> _What you have to do_: Your answer should consist of the lines below that hold the word "value".

> _Provided data_:
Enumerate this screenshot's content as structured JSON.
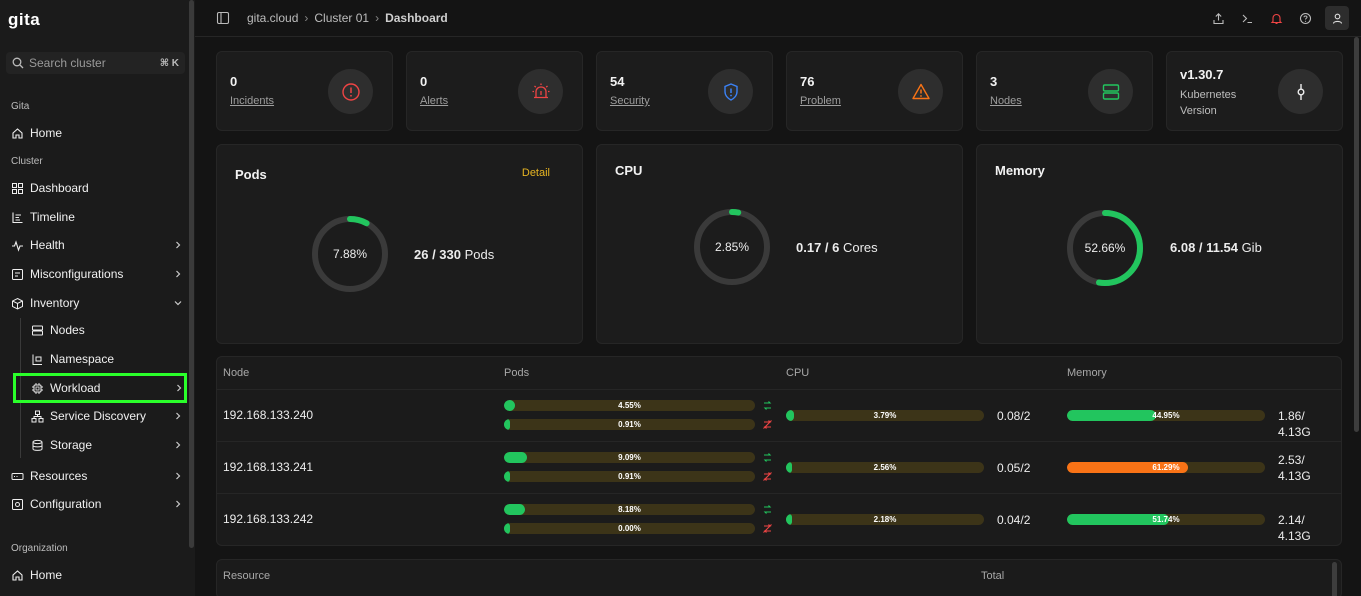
{
  "app": {
    "logo": "gita"
  },
  "search": {
    "placeholder": "Search cluster",
    "shortcut": "⌘ K"
  },
  "sidebar": {
    "section_gita": "Gita",
    "home": "Home",
    "section_cluster": "Cluster",
    "dashboard": "Dashboard",
    "timeline": "Timeline",
    "health": "Health",
    "misconfigurations": "Misconfigurations",
    "inventory": "Inventory",
    "nodes": "Nodes",
    "namespace": "Namespace",
    "workload": "Workload",
    "service_discovery": "Service Discovery",
    "storage": "Storage",
    "resources": "Resources",
    "configuration": "Configuration",
    "section_org": "Organization",
    "org_home": "Home"
  },
  "breadcrumb": [
    "gita.cloud",
    "Cluster 01",
    "Dashboard"
  ],
  "stats": [
    {
      "value": "0",
      "label": "Incidents"
    },
    {
      "value": "0",
      "label": "Alerts"
    },
    {
      "value": "54",
      "label": "Security"
    },
    {
      "value": "76",
      "label": "Problem"
    },
    {
      "value": "3",
      "label": "Nodes"
    },
    {
      "value": "v1.30.7",
      "label": "Kubernetes Version"
    }
  ],
  "panels": {
    "pods": {
      "title": "Pods",
      "detail": "Detail",
      "percent": "7.88%",
      "fraction": 0.0788,
      "used": "26 / 330",
      "unit": " Pods"
    },
    "cpu": {
      "title": "CPU",
      "percent": "2.85%",
      "fraction": 0.0285,
      "used": "0.17 / 6",
      "unit": " Cores"
    },
    "memory": {
      "title": "Memory",
      "percent": "52.66%",
      "fraction": 0.5266,
      "used": "6.08 / 11.54",
      "unit": " Gib"
    }
  },
  "node_table": {
    "headers": [
      "Node",
      "Pods",
      "CPU",
      "Memory"
    ],
    "rows": [
      {
        "ip": "192.168.133.240",
        "pods_a": "4.55%",
        "pods_a_frac": 0.0455,
        "pods_b": "0.91%",
        "pods_b_frac": 0.0091,
        "cpu": "3.79%",
        "cpu_frac": 0.0379,
        "cpu_val": "0.08/2",
        "mem": "44.95%",
        "mem_frac": 0.4495,
        "mem_val": "1.86/ 4.13G",
        "mem_color": "#22c55e"
      },
      {
        "ip": "192.168.133.241",
        "pods_a": "9.09%",
        "pods_a_frac": 0.0909,
        "pods_b": "0.91%",
        "pods_b_frac": 0.0091,
        "cpu": "2.56%",
        "cpu_frac": 0.0256,
        "cpu_val": "0.05/2",
        "mem": "61.29%",
        "mem_frac": 0.6129,
        "mem_val": "2.53/ 4.13G",
        "mem_color": "#f97316"
      },
      {
        "ip": "192.168.133.242",
        "pods_a": "8.18%",
        "pods_a_frac": 0.0818,
        "pods_b": "0.00%",
        "pods_b_frac": 0.0,
        "cpu": "2.18%",
        "cpu_frac": 0.0218,
        "cpu_val": "0.04/2",
        "mem": "51.74%",
        "mem_frac": 0.5174,
        "mem_val": "2.14/ 4.13G",
        "mem_color": "#22c55e"
      }
    ]
  },
  "resource_table": {
    "headers": [
      "Resource",
      "Total"
    ]
  },
  "colors": {
    "accent_green": "#22c55e",
    "detail_yellow": "#e6b422",
    "alert_red": "#ef4444",
    "warn_orange": "#f97316",
    "security_blue": "#3b82f6",
    "active_outline": "#2aff2a"
  }
}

> _Task result_:
      "value": "0",
      "value": "0",
      "value": "54",
      "value": "76",
      "value": "3",
      "value": "v1.30.7",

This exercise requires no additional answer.